*** Begin section ***

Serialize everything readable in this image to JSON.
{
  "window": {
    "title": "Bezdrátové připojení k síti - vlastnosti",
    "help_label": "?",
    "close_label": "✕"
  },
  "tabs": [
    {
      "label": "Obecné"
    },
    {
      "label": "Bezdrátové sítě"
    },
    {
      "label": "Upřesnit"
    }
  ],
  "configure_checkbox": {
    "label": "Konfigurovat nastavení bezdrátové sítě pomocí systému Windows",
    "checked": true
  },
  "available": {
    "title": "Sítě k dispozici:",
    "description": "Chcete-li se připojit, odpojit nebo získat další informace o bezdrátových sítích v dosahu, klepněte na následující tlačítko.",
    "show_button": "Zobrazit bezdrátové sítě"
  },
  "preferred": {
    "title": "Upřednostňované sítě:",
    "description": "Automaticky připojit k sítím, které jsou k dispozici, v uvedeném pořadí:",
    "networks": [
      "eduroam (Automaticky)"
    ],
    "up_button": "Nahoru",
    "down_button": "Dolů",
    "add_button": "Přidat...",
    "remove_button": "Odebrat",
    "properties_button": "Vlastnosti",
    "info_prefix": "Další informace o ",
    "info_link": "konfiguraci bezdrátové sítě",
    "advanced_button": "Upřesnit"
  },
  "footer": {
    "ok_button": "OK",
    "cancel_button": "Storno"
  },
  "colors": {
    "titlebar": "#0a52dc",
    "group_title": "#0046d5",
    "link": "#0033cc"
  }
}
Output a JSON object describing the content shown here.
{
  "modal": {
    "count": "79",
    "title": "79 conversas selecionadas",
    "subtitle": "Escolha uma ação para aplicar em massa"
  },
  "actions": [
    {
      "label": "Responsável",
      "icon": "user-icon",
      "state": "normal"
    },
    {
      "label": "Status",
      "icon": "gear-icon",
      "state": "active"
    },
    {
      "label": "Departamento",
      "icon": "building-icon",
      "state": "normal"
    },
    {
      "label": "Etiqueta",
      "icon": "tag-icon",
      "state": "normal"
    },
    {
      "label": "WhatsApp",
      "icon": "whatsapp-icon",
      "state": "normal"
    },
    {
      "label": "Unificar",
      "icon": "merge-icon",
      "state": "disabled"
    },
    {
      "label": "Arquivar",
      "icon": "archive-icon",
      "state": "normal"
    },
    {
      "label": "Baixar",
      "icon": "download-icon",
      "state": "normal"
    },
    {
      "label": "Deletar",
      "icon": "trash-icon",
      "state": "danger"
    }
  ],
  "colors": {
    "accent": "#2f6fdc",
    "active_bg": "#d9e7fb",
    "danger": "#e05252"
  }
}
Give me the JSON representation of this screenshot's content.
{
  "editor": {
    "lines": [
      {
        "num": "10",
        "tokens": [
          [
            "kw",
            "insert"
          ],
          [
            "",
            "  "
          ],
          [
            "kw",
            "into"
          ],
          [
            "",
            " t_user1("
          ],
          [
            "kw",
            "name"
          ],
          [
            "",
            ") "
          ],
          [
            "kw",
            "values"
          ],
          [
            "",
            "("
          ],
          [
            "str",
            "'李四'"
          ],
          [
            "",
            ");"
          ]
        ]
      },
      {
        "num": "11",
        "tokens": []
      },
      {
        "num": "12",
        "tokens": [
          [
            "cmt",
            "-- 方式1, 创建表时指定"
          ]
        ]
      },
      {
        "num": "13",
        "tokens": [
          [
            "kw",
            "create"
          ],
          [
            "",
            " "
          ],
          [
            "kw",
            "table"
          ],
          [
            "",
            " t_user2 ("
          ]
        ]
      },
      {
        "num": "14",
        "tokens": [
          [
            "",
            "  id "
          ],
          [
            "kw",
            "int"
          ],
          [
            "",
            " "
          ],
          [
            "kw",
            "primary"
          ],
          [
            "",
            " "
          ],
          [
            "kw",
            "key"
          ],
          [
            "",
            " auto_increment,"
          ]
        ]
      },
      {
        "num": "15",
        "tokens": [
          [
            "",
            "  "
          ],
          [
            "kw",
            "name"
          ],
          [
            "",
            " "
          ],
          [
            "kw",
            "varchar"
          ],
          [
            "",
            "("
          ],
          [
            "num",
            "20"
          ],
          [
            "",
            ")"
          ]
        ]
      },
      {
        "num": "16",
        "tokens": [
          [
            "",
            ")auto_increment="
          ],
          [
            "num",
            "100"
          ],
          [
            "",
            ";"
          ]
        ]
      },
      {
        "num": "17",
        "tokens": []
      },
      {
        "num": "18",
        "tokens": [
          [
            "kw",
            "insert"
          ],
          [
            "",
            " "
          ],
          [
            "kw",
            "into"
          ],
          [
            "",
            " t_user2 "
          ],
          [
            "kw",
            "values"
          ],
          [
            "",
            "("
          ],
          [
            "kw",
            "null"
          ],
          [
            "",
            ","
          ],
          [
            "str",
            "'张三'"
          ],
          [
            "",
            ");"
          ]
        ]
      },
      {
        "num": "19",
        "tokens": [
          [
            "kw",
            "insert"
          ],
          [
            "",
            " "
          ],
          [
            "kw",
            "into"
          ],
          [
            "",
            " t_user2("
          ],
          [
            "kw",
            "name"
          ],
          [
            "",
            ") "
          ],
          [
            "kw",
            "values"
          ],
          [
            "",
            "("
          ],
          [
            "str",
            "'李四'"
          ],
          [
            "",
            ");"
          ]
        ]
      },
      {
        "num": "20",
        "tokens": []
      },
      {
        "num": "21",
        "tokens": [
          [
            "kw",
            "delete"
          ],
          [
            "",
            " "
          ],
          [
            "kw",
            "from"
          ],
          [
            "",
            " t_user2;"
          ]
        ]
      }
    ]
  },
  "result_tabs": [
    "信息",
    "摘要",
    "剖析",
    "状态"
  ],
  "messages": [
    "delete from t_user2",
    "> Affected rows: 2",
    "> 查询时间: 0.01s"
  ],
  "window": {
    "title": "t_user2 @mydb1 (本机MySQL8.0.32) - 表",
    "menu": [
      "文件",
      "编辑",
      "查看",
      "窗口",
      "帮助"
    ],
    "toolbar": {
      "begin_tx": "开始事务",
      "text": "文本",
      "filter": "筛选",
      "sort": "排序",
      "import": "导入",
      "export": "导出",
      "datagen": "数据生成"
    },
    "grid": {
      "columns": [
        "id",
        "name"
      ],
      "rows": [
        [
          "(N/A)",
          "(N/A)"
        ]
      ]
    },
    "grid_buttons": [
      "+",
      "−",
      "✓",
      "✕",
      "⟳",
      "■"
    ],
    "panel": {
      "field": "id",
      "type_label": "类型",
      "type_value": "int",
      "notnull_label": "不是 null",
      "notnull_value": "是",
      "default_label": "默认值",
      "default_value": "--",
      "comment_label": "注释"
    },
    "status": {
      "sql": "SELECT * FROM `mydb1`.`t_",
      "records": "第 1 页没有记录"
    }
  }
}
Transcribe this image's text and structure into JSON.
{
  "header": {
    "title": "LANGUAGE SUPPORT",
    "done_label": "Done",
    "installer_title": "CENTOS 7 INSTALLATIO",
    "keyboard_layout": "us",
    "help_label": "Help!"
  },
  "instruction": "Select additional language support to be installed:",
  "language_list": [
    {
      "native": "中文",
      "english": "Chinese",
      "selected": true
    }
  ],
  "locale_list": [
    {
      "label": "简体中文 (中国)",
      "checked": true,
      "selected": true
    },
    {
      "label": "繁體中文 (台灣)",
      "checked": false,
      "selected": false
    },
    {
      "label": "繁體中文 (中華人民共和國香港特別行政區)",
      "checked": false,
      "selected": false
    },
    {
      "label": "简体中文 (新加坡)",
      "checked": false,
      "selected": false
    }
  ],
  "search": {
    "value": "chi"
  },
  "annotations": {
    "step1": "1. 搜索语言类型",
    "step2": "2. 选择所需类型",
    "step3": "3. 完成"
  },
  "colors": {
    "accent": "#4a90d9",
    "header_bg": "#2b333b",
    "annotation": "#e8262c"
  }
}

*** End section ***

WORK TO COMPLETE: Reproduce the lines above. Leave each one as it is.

ANSWER SECTION:
Serialize everything readable in this image to JSON.
{
  "window": {
    "title": "Bezdrátové připojení k síti - vlastnosti",
    "help_label": "?",
    "close_label": "✕"
  },
  "tabs": [
    {
      "label": "Obecné"
    },
    {
      "label": "Bezdrátové sítě"
    },
    {
      "label": "Upřesnit"
    }
  ],
  "configure_checkbox": {
    "label": "Konfigurovat nastavení bezdrátové sítě pomocí systému Windows",
    "checked": true
  },
  "available": {
    "title": "Sítě k dispozici:",
    "description": "Chcete-li se připojit, odpojit nebo získat další informace o bezdrátových sítích v dosahu, klepněte na následující tlačítko.",
    "show_button": "Zobrazit bezdrátové sítě"
  },
  "preferred": {
    "title": "Upřednostňované sítě:",
    "description": "Automaticky připojit k sítím, které jsou k dispozici, v uvedeném pořadí:",
    "networks": [
      "eduroam (Automaticky)"
    ],
    "up_button": "Nahoru",
    "down_button": "Dolů",
    "add_button": "Přidat...",
    "remove_button": "Odebrat",
    "properties_button": "Vlastnosti",
    "info_prefix": "Další informace o ",
    "info_link": "konfiguraci bezdrátové sítě",
    "advanced_button": "Upřesnit"
  },
  "footer": {
    "ok_button": "OK",
    "cancel_button": "Storno"
  },
  "colors": {
    "titlebar": "#0a52dc",
    "group_title": "#0046d5",
    "link": "#0033cc"
  }
}
Output a JSON object describing the content shown here.
{
  "modal": {
    "count": "79",
    "title": "79 conversas selecionadas",
    "subtitle": "Escolha uma ação para aplicar em massa"
  },
  "actions": [
    {
      "label": "Responsável",
      "icon": "user-icon",
      "state": "normal"
    },
    {
      "label": "Status",
      "icon": "gear-icon",
      "state": "active"
    },
    {
      "label": "Departamento",
      "icon": "building-icon",
      "state": "normal"
    },
    {
      "label": "Etiqueta",
      "icon": "tag-icon",
      "state": "normal"
    },
    {
      "label": "WhatsApp",
      "icon": "whatsapp-icon",
      "state": "normal"
    },
    {
      "label": "Unificar",
      "icon": "merge-icon",
      "state": "disabled"
    },
    {
      "label": "Arquivar",
      "icon": "archive-icon",
      "state": "normal"
    },
    {
      "label": "Baixar",
      "icon": "download-icon",
      "state": "normal"
    },
    {
      "label": "Deletar",
      "icon": "trash-icon",
      "state": "danger"
    }
  ],
  "colors": {
    "accent": "#2f6fdc",
    "active_bg": "#d9e7fb",
    "danger": "#e05252"
  }
}
Give me the JSON representation of this screenshot's content.
{
  "editor": {
    "lines": [
      {
        "num": "10",
        "tokens": [
          [
            "kw",
            "insert"
          ],
          [
            "",
            "  "
          ],
          [
            "kw",
            "into"
          ],
          [
            "",
            " t_user1("
          ],
          [
            "kw",
            "name"
          ],
          [
            "",
            ") "
          ],
          [
            "kw",
            "values"
          ],
          [
            "",
            "("
          ],
          [
            "str",
            "'李四'"
          ],
          [
            "",
            ");"
          ]
        ]
      },
      {
        "num": "11",
        "tokens": []
      },
      {
        "num": "12",
        "tokens": [
          [
            "cmt",
            "-- 方式1, 创建表时指定"
          ]
        ]
      },
      {
        "num": "13",
        "tokens": [
          [
            "kw",
            "create"
          ],
          [
            "",
            " "
          ],
          [
            "kw",
            "table"
          ],
          [
            "",
            " t_user2 ("
          ]
        ]
      },
      {
        "num": "14",
        "tokens": [
          [
            "",
            "  id "
          ],
          [
            "kw",
            "int"
          ],
          [
            "",
            " "
          ],
          [
            "kw",
            "primary"
          ],
          [
            "",
            " "
          ],
          [
            "kw",
            "key"
          ],
          [
            "",
            " auto_increment,"
          ]
        ]
      },
      {
        "num": "15",
        "tokens": [
          [
            "",
            "  "
          ],
          [
            "kw",
            "name"
          ],
          [
            "",
            " "
          ],
          [
            "kw",
            "varchar"
          ],
          [
            "",
            "("
          ],
          [
            "num",
            "20"
          ],
          [
            "",
            ")"
          ]
        ]
      },
      {
        "num": "16",
        "tokens": [
          [
            "",
            ")auto_increment="
          ],
          [
            "num",
            "100"
          ],
          [
            "",
            ";"
          ]
        ]
      },
      {
        "num": "17",
        "tokens": []
      },
      {
        "num": "18",
        "tokens": [
          [
            "kw",
            "insert"
          ],
          [
            "",
            " "
          ],
          [
            "kw",
            "into"
          ],
          [
            "",
            " t_user2 "
          ],
          [
            "kw",
            "values"
          ],
          [
            "",
            "("
          ],
          [
            "kw",
            "null"
          ],
          [
            "",
            ","
          ],
          [
            "str",
            "'张三'"
          ],
          [
            "",
            ");"
          ]
        ]
      },
      {
        "num": "19",
        "tokens": [
          [
            "kw",
            "insert"
          ],
          [
            "",
            " "
          ],
          [
            "kw",
            "into"
          ],
          [
            "",
            " t_user2("
          ],
          [
            "kw",
            "name"
          ],
          [
            "",
            ") "
          ],
          [
            "kw",
            "values"
          ],
          [
            "",
            "("
          ],
          [
            "str",
            "'李四'"
          ],
          [
            "",
            ");"
          ]
        ]
      },
      {
        "num": "20",
        "tokens": []
      },
      {
        "num": "21",
        "tokens": [
          [
            "kw",
            "delete"
          ],
          [
            "",
            " "
          ],
          [
            "kw",
            "from"
          ],
          [
            "",
            " t_user2;"
          ]
        ]
      }
    ]
  },
  "result_tabs": [
    "信息",
    "摘要",
    "剖析",
    "状态"
  ],
  "messages": [
    "delete from t_user2",
    "> Affected rows: 2",
    "> 查询时间: 0.01s"
  ],
  "window": {
    "title": "t_user2 @mydb1 (本机MySQL8.0.32) - 表",
    "menu": [
      "文件",
      "编辑",
      "查看",
      "窗口",
      "帮助"
    ],
    "toolbar": {
      "begin_tx": "开始事务",
      "text": "文本",
      "filter": "筛选",
      "sort": "排序",
      "import": "导入",
      "export": "导出",
      "datagen": "数据生成"
    },
    "grid": {
      "columns": [
        "id",
        "name"
      ],
      "rows": [
        [
          "(N/A)",
          "(N/A)"
        ]
      ]
    },
    "grid_buttons": [
      "+",
      "−",
      "✓",
      "✕",
      "⟳",
      "■"
    ],
    "panel": {
      "field": "id",
      "type_label": "类型",
      "type_value": "int",
      "notnull_label": "不是 null",
      "notnull_value": "是",
      "default_label": "默认值",
      "default_value": "--",
      "comment_label": "注释"
    },
    "status": {
      "sql": "SELECT * FROM `mydb1`.`t_",
      "records": "第 1 页没有记录"
    }
  }
}
Transcribe this image's text and structure into JSON.
{
  "header": {
    "title": "LANGUAGE SUPPORT",
    "done_label": "Done",
    "installer_title": "CENTOS 7 INSTALLATIO",
    "keyboard_layout": "us",
    "help_label": "Help!"
  },
  "instruction": "Select additional language support to be installed:",
  "language_list": [
    {
      "native": "中文",
      "english": "Chinese",
      "selected": true
    }
  ],
  "locale_list": [
    {
      "label": "简体中文 (中国)",
      "checked": true,
      "selected": true
    },
    {
      "label": "繁體中文 (台灣)",
      "checked": false,
      "selected": false
    },
    {
      "label": "繁體中文 (中華人民共和國香港特別行政區)",
      "checked": false,
      "selected": false
    },
    {
      "label": "简体中文 (新加坡)",
      "checked": false,
      "selected": false
    }
  ],
  "search": {
    "value": "chi"
  },
  "annotations": {
    "step1": "1. 搜索语言类型",
    "step2": "2. 选择所需类型",
    "step3": "3. 完成"
  },
  "colors": {
    "accent": "#4a90d9",
    "header_bg": "#2b333b",
    "annotation": "#e8262c"
  }
}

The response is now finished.